Only a Few Days to Act for 2017!

With only days to go to get something done for 2017 tax savings, we will keep this short and sweet and focus on exactly what you may need to consider doing right now. More to come in 2018 regarding the significant changes associated with the Tax Cuts and Jobs Act that was signed into law by President Trump.


Beginning in 2018, the maximum combined Federal tax deduction allowed for state and property taxes is $10,000. This deduction used to be nearly unlimited for most of our clients. If Q4 2017 taxes are paid in January 2018, they will be subject to the new deduction limit.


Consider paying any unpaid 2017 state taxes prior to year-end. In order to be reported as a 2017 payment, it likely needs to be withdrawn from your bank account by 12/31/2017.  Some states provide online systems through which tax payments may be made faster.

Potential Pitfalls

  • If you’re subject to alternative minimum tax (AMT), you may lose the benefit of making this extra payment. The catch-22 is that state and property tax deductions are a preference item that helps to trigger the AMT. For some clients, there will be a sweet spot of how much to pay in order to not lose the deduction. There’s no good way to know without working with an accountant to run your AMT calculation.
  • If you overpay your state taxes, you are letting the government hold on to more of your money, which some consider is like giving them a free loan. Depending on when you file your taxes will determine how long you’re letting the government borrow your money.
  • If you underpay your state taxes in 2017, you potentially risk losing out on the up to 39% Federal tax deduction. Every dime you underpay in 2017 but then pay in 2018 may not be deductible if you exceed the $10,000 cap for taxes paid.


Some clients have inquired if they are eligible to prepay their 2018 state or property taxes in order to take a 2017 deduction. The only answer we know right now is “maybe.”

State Taxes are Supposed to be Clearly Defined but…

Congress saw fit to eliminate one’s ability to prepay 2018 state taxes and thereby get a deduction in 2017 for those taxes paid. The Tax Cuts and Jobs Act specifically addresses this strategy and prohibits it. However, some accountants are discussing a more aggressive approach suggesting that the legislation makes it unclear as to what may occur if you overpay your 2017 state taxes and then elect to apply your refund to your 2018 taxes. In that instance, a deduction for 2017 may still be possible because you cut the check for “2017 state taxes” rather than directly for “2018 state taxes”.

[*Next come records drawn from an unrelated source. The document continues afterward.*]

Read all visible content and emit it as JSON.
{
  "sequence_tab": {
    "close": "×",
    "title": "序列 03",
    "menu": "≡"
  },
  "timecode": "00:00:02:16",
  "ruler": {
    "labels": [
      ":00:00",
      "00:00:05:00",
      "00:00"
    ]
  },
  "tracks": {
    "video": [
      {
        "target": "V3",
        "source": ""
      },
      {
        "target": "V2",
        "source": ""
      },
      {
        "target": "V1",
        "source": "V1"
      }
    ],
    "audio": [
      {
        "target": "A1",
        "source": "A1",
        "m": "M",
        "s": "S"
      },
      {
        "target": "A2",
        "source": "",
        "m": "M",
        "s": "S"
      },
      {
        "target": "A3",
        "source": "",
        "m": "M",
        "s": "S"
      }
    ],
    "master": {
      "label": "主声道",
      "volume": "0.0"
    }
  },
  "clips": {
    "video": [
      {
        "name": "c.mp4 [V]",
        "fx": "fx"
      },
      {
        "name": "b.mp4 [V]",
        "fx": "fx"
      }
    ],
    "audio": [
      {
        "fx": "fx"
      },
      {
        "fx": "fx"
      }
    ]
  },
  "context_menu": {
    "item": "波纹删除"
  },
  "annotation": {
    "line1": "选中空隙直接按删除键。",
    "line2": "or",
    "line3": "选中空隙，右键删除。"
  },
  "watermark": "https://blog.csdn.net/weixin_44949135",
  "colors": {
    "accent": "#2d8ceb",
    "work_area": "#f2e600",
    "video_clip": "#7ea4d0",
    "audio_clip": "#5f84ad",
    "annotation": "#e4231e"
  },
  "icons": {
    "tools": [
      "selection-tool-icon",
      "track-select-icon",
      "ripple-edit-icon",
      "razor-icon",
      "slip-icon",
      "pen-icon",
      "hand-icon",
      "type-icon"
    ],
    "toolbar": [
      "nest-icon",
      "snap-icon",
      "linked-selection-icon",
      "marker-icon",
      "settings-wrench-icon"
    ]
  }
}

Property Taxes Are More Clearly Defined but It’s Still Messy

Unlike state taxes, the Tax Cuts and Jobs Act does not specifically address and prohibit the deduction of prepaid property taxes. It’s up to your county if you can prepay your property taxes. Again, the funds will likely need to be withdrawn from your account prior to 12/31/2017, so you may need to use an online payment system.  Contact your county to learn more about whether or not this is an option.  If you pay your property taxes through escrow, you will likely need to work with your bank to figure out how to adjust for property taxes you pay outside of escrow.

Potential Pitfalls

  • Taking a deduction you’re not entitled to is bad news. You may owe interest, penalties, and back taxes if this deduction gets thrown out.
  • And there’s that whole AMT thing (…that approximately 7 of us actually understand). Every dollar you add to state or property tax deductions could put you at greater risk to hit the AMT threshold and thereby lose the benefit of the deduction. 


These new tax laws create some really important considerations for high income families. We have seen numerous instances where important tax deductions and strategies have been missed by those who do not work with a CPA, and strongly suggest our clients work with a qualified tax professional.

There are a number of great CPAs in our Doctor’s Only network that we would be happy to introduce you to, in order to review your specific tax questions. If your CPA has been proactive with you, we would love to hear about it, as we are always looking to build more relationships with strategic CPAs.


As mentioned above, there is more to come in 2018 regarding strategies to employ in response to the new tax laws.  However, we believe these are the most pressing items to consider before the end of 2017. Please do not hesitate to call us if you have any questions!

Disclaimer: The material is provided for informational and educational purposes only. Larson Financial Group, an SEC Registered Investment Advisor, and Larson Financial Securities, Member FINRA/SIPC do not provide legal or tax advice.  Contact your qualified legal or tax professional regarding such advice.